**Task item:** Go line by line through the data and copy those with the word "source".
################
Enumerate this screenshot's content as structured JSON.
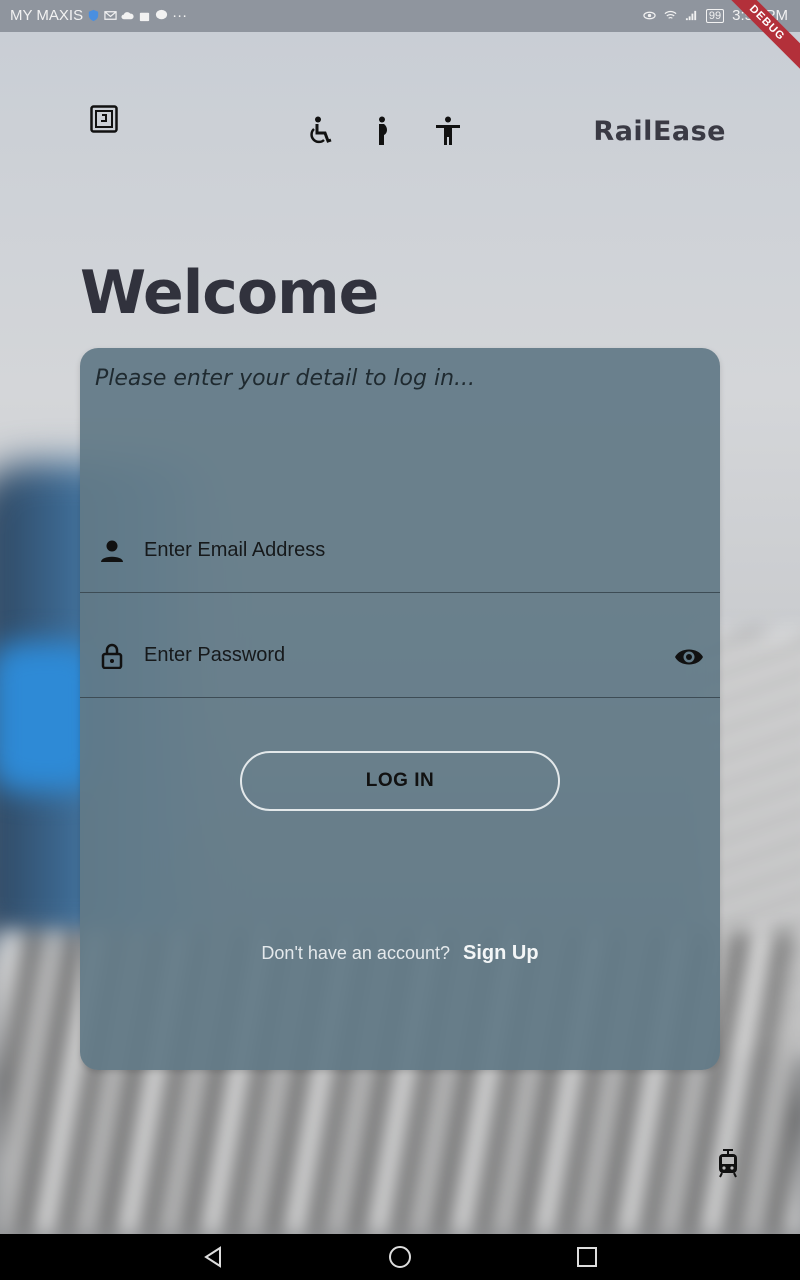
{
  "status_bar": {
    "carrier": "MY MAXIS",
    "battery": "99",
    "time": "3:54 PM",
    "debug_label": "DEBUG"
  },
  "header": {
    "brand": "RailEase",
    "logo_icon": "app-logo-icon",
    "accessibility_icons": [
      "wheelchair-icon",
      "pregnant-icon",
      "accessibility-person-icon"
    ]
  },
  "page": {
    "title": "Welcome"
  },
  "login_card": {
    "subtitle": "Please enter your detail to log in...",
    "email_placeholder": "Enter Email Address",
    "password_placeholder": "Enter Password",
    "login_label": "LOG IN",
    "signup_prompt": "Don't have an account?",
    "signup_link": "Sign Up"
  },
  "colors": {
    "card": "#627a87",
    "title": "#31323d",
    "status_bar": "#8f959e"
  }
}
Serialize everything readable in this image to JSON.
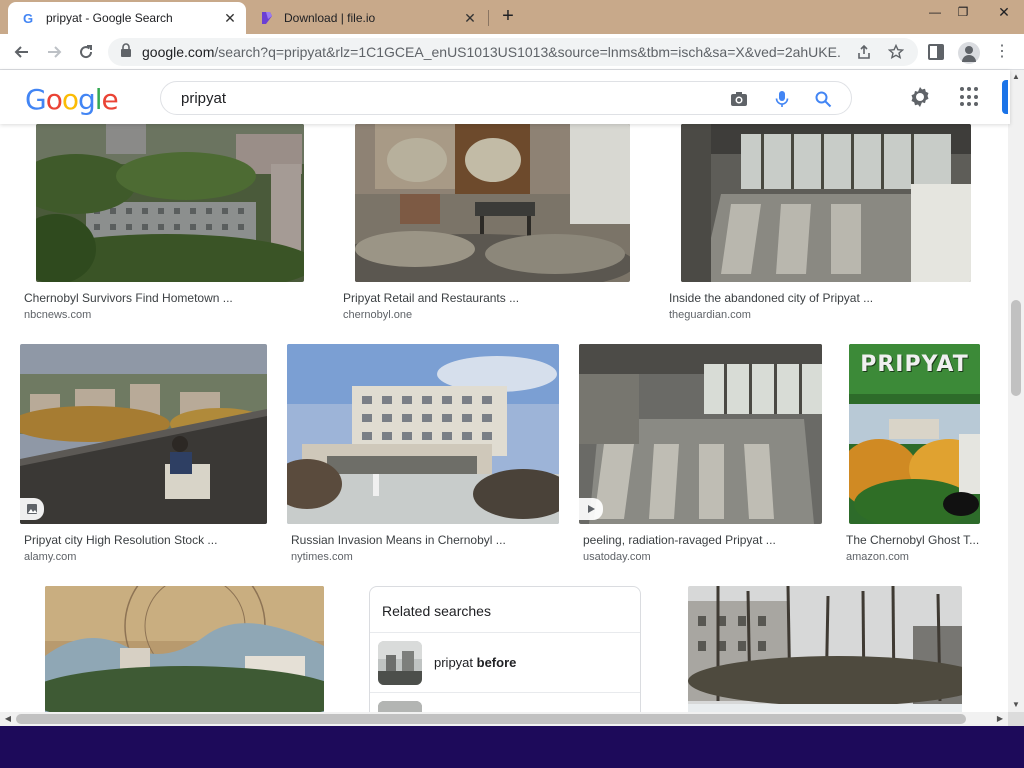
{
  "browser": {
    "tabs": [
      {
        "title": "pripyat - Google Search",
        "active": true
      },
      {
        "title": "Download | file.io",
        "active": false
      }
    ],
    "url_host": "google.com",
    "url_path": "/search?q=pripyat&rlz=1C1GCEA_enUS1013US1013&source=lnms&tbm=isch&sa=X&ved=2ahUKE...",
    "window_controls": {
      "minimize": "—",
      "maximize": "❐",
      "close": "✕"
    }
  },
  "google": {
    "logo_letters": [
      "G",
      "o",
      "o",
      "g",
      "l",
      "e"
    ],
    "query": "pripyat"
  },
  "results": [
    {
      "title": "Chernobyl Survivors Find Hometown ...",
      "source": "nbcnews.com"
    },
    {
      "title": "Pripyat Retail and Restaurants ...",
      "source": "chernobyl.one"
    },
    {
      "title": "Inside the abandoned city of Pripyat ...",
      "source": "theguardian.com"
    },
    {
      "title": "Pripyat city High Resolution Stock ...",
      "source": "alamy.com"
    },
    {
      "title": "Russian Invasion Means in Chernobyl ...",
      "source": "nytimes.com"
    },
    {
      "title": "peeling, radiation-ravaged Pripyat ...",
      "source": "usatoday.com"
    },
    {
      "title": "The Chernobyl Ghost T...",
      "source": "amazon.com"
    }
  ],
  "book_cover_title": "PRIPYAT",
  "related": {
    "heading": "Related searches",
    "items": [
      {
        "prefix": "pripyat ",
        "bold": "before"
      }
    ]
  },
  "colors": {
    "tabstrip": "#c8a98a",
    "taskbar": "#1d0a5a",
    "link_blue": "#1a73e8"
  }
}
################
**Reply to the exercise:**
    "url_path": "/search?q=pripyat&rlz=1C1GCEA_enUS1013US1013&source=lnms&tbm=isch&sa=X&ved=2ahUKE...",
      "source": "nbcnews.com"
      "source": "chernobyl.one"
      "source": "theguardian.com"
      "source": "alamy.com"
      "source": "nytimes.com"
      "source": "usatoday.com"
      "source": "amazon.com"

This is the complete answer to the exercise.